Imagine the same judgement for the same offense in any American state? Different attitudes to guns and home defense.

I have followed the American approach to gun law with keen interest since I saw a powerful documentary called ‘The Killing of America” which provides a timeline of gun deaths that have shaped America’s direction. From Lincoln, to JFK to Martin Luther King. A long list showing clearly how America’s political direction  has been shaped by the gun. No culture before or since owes more to assassination and murder than America. For both its social growth as well as economic prosperity.

The Columbine school killing fascinated me. Dylan Klebold, 17, and Eric Harris, 18,  who was on Zoloft anti-depression medication.  Michael Moore’s documentary was a great resource in understanding the relationship between gun laws and gun crime in America. My interest was in seeing how many people, like Michael Moore, understood exactly what was happening, and yet despite the obvious problems arising from NRA politics running the Gun laws, no moves towards the lessons learned by the rest of the world followed. Hardly a week passes without another spree killer proving what we knew 20 years ago. All kinds of stats follow from which I draw one conclusion.

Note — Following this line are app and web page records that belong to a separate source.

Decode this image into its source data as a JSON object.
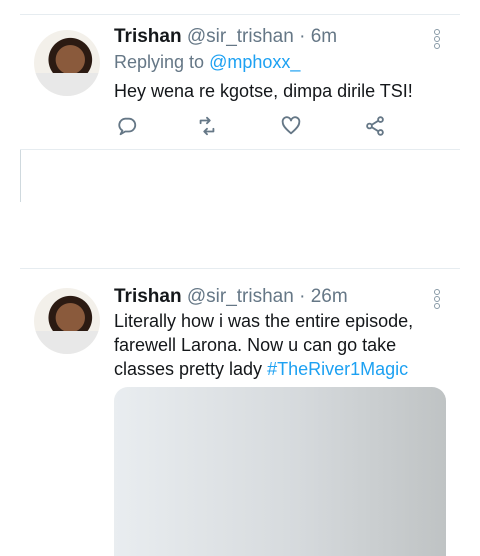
{
  "tweets": [
    {
      "name": "Trishan",
      "handle": "@sir_trishan",
      "separator": "·",
      "time": "6m",
      "replying_prefix": "Replying to",
      "replying_to": "@mphoxx_",
      "text": "Hey wena re kgotse, dimpa dirile TSI!",
      "actions": [
        "reply-icon",
        "retweet-icon",
        "like-icon",
        "share-icon"
      ]
    },
    {
      "name": "Trishan",
      "handle": "@sir_trishan",
      "separator": "·",
      "time": "26m",
      "text_parts": [
        "Literally how i was the entire episode, farewell Larona. Now u can go take classes pretty lady ",
        "#TheRiver1Magic"
      ]
    }
  ],
  "colors": {
    "accent": "#1da1f2",
    "secondary_text": "#657786",
    "divider": "#e6ecf0",
    "icon": "#657786"
  }
}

Insanity. The definition of which is repeating the same thing but expecting a different outcome.

With every death, the failure to amend the law effects one certainty.  There will be more of these killings in America. It is insane to leave the law unchanged unless the intention is to allow spree killings to continue in the same uniquely American tradition as Thanksgiving turkey. We do not change the Gun laws because we want the status quo to continue. Not just for the economic benefit in selling guns and bullets. But for protecting a  defining American freedom. Freedom to kill. Be it Polar Bears in Alaska, Lions in South Africa, or liberals in Charlottesville.

Screen Shot 2017-11-29 at 13.32.55Researching Gun law in the USA finds an AR-15 automatic rifle in my hands in this picture taken in California, 2015. The model which is being legally offered to me for sale is  astonishing in view of the number of times this particular model has appeared in American spree killing.

I told the eager salesman “You couldn’t possibly sell a gun like this in the UK” to which he replied

They have no freedom over there.”
Here’s the actual conversation that followed this picture.

I live next door to a school. Filled with Black kids. They scream and shout like savages. Drives me mad. Do you think this is the right gun for me?”

No doubt. That will take care of your problem.” With a knowing nod.

In the US  gun sales are booming. Its good for the economy. Every time you see a spree killing on the news shares in the major gun manufacturers go up.

And there you have it. Guns are an intrinsic part of American culture. You can no sooner expect an American to vote against spree killers freedom to own guns than you could to rename the Star Spangled Banner  the ‘Ballad of an anti abolitionist slave owner.’

The good news though, is you can get your own AR-15 for under $500. So you can keep your home safe. Legally. And as I know from the very good salesman I met, the AR-15 pairs up beautifully with the Desert Eagle. .50 Cal. Pricey at $1,600, but  gives you seven shots that will stop an Elephant.